• Directions: Each line containing the string "JSON" should be copied out of the entries.

• Information provided:
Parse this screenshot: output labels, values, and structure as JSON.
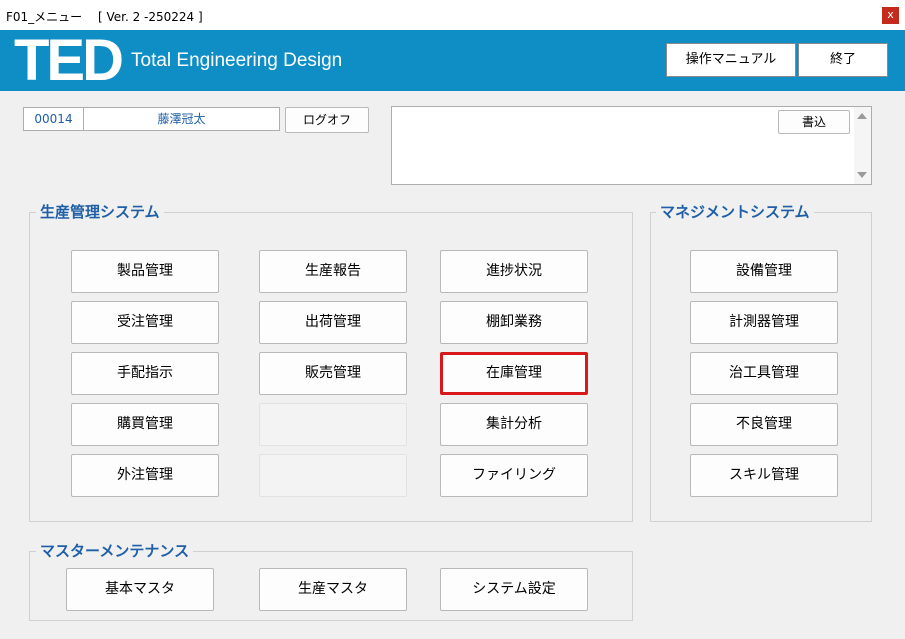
{
  "window": {
    "title": "F01_メニュー　 [ Ver. 2 -250224 ]",
    "close_label": "x"
  },
  "header": {
    "logo": "TED",
    "brand": "Total Engineering Design",
    "manual_label": "操作マニュアル",
    "exit_label": "終了",
    "color": "#0f8ec6"
  },
  "user": {
    "id": "00014",
    "name": "藤澤冠太",
    "logoff_label": "ログオフ"
  },
  "memo": {
    "write_label": "書込"
  },
  "production": {
    "title": "生産管理システム",
    "col1": [
      "製品管理",
      "受注管理",
      "手配指示",
      "購買管理",
      "外注管理"
    ],
    "col2": [
      "生産報告",
      "出荷管理",
      "販売管理",
      "",
      ""
    ],
    "col3": [
      "進捗状況",
      "棚卸業務",
      "在庫管理",
      "集計分析",
      "ファイリング"
    ]
  },
  "management": {
    "title": "マネジメントシステム",
    "items": [
      "設備管理",
      "計測器管理",
      "治工具管理",
      "不良管理",
      "スキル管理"
    ]
  },
  "master": {
    "title": "マスターメンテナンス",
    "items": [
      "基本マスタ",
      "生産マスタ",
      "システム設定"
    ]
  },
  "highlight_color": "#d7191c"
}
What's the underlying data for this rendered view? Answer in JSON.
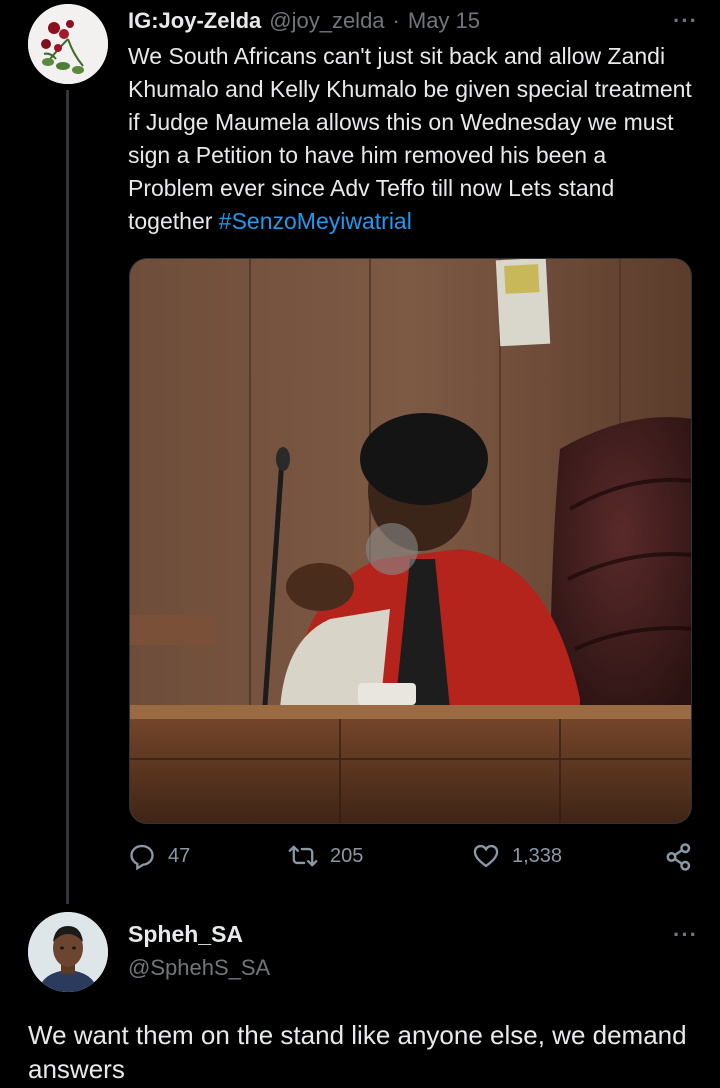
{
  "tweet": {
    "display_name": "IG:Joy-Zelda",
    "handle": "@joy_zelda",
    "separator": "·",
    "date": "May 15",
    "text": "We South Africans can't just sit back and allow Zandi Khumalo and Kelly Khumalo be given special treatment if Judge Maumela allows this on Wednesday we must sign a Petition to have him removed his been a Problem ever since Adv Teffo till now Lets stand together ",
    "hashtag": "#SenzoMeyiwatrial",
    "avatar_icon": "rose-flower-avatar",
    "more_icon": "more-dots-icon",
    "actions": {
      "replies": "47",
      "retweets": "205",
      "likes": "1,338"
    }
  },
  "reply": {
    "display_name": "Spheh_SA",
    "handle": "@SphehS_SA",
    "text": "We want them on the stand like anyone else, we demand answers",
    "avatar_icon": "person-avatar"
  },
  "colors": {
    "background": "#000000",
    "text": "#e7e9ea",
    "muted": "#71767b",
    "link": "#1d9bf0",
    "icon": "#8b98a5"
  }
}
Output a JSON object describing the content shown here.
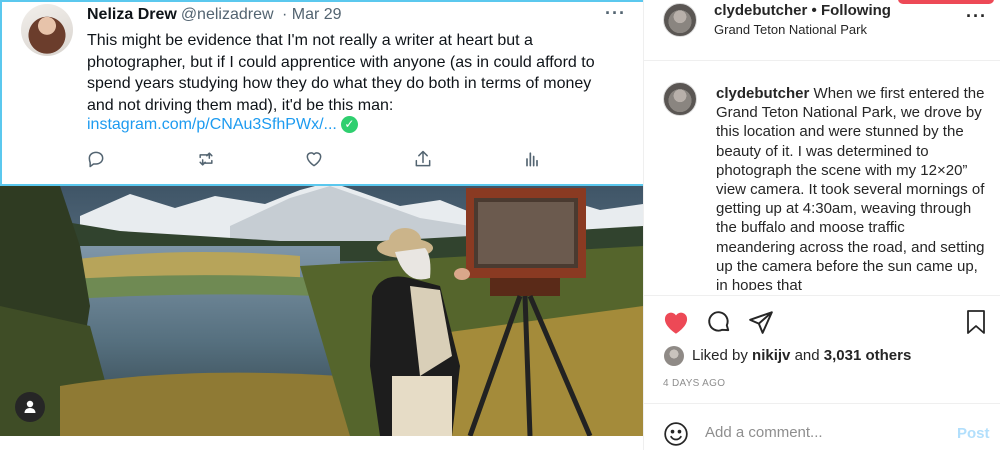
{
  "tweet": {
    "author_name": "Neliza Drew",
    "author_handle": "@nelizadrew",
    "date": "· Mar 29",
    "more": "···",
    "lines": [
      "This might be evidence that I'm not really a writer at heart but a",
      "photographer, but if I could apprentice with anyone (as in could afford to",
      "spend years studying how they do what they do both in terms of money",
      "and not driving them mad), it'd be this man:"
    ],
    "link": "instagram.com/p/CNAu3SfhPWx/...",
    "check_icon": "✓",
    "actions": [
      "reply-icon",
      "retweet-icon",
      "like-icon",
      "share-icon",
      "analytics-icon"
    ]
  },
  "instagram": {
    "username": "clydebutcher",
    "follow_status": "• Following",
    "location": "Grand Teton National Park",
    "more": "···",
    "caption_user": "clydebutcher",
    "caption_text": " When we first entered the Grand Teton National Park, we drove by this location and were stunned by the beauty of it. I was determined to photograph the scene with my 12×20” view camera. It took several mornings of getting up at 4:30am, weaving through the buffalo and moose traffic meandering across the road, and setting up the camera before the sun came up, in hopes that",
    "liked_prefix": "Liked by ",
    "liked_user": "nikijv",
    "liked_and": " and ",
    "liked_count": "3,031 others",
    "time_ago": "4 DAYS AGO",
    "comment_placeholder": "Add a comment...",
    "post_label": "Post",
    "heart_color": "#ed4956",
    "accent_color": "#0095f6"
  },
  "colors": {
    "tweet_border": "#5bc8ee",
    "link": "#1d9bf0",
    "verified_check": "#2fcf6f"
  }
}
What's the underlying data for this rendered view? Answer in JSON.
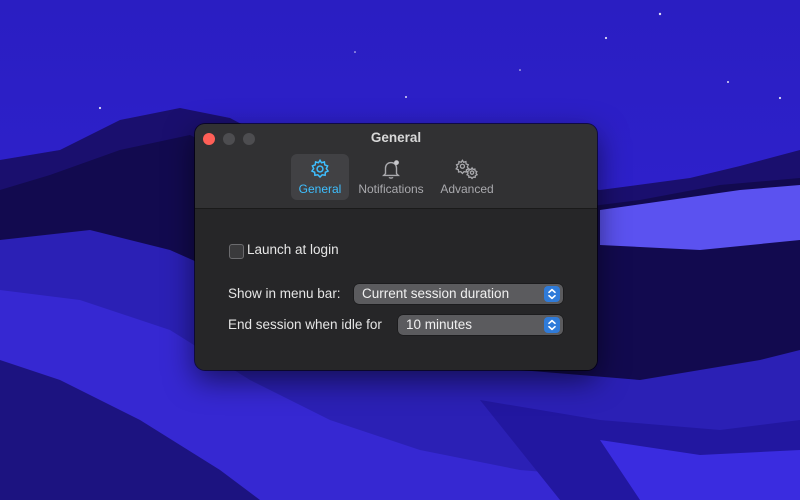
{
  "window": {
    "title": "General"
  },
  "toolbar": {
    "tabs": [
      {
        "label": "General",
        "icon": "gear-icon",
        "selected": true
      },
      {
        "label": "Notifications",
        "icon": "bell-icon",
        "selected": false
      },
      {
        "label": "Advanced",
        "icon": "gears-icon",
        "selected": false
      }
    ]
  },
  "settings": {
    "launch_at_login": {
      "label": "Launch at login",
      "checked": false
    },
    "menu_bar": {
      "label": "Show in menu bar:",
      "value": "Current session duration"
    },
    "idle": {
      "label": "End session when idle for",
      "value": "10 minutes"
    }
  },
  "colors": {
    "accent": "#3ebfff",
    "close": "#ff5f57",
    "popup_stepper": "#2f7bd9",
    "window_bg": "#262628"
  }
}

• Written response:
Parse this screenshot: output labels, values, and structure as JSON.
What's the underlying data for this rendered view? Answer in JSON.
Output a JSON object describing the content shown here.
What's the underlying data for this rendered view? Answer in JSON.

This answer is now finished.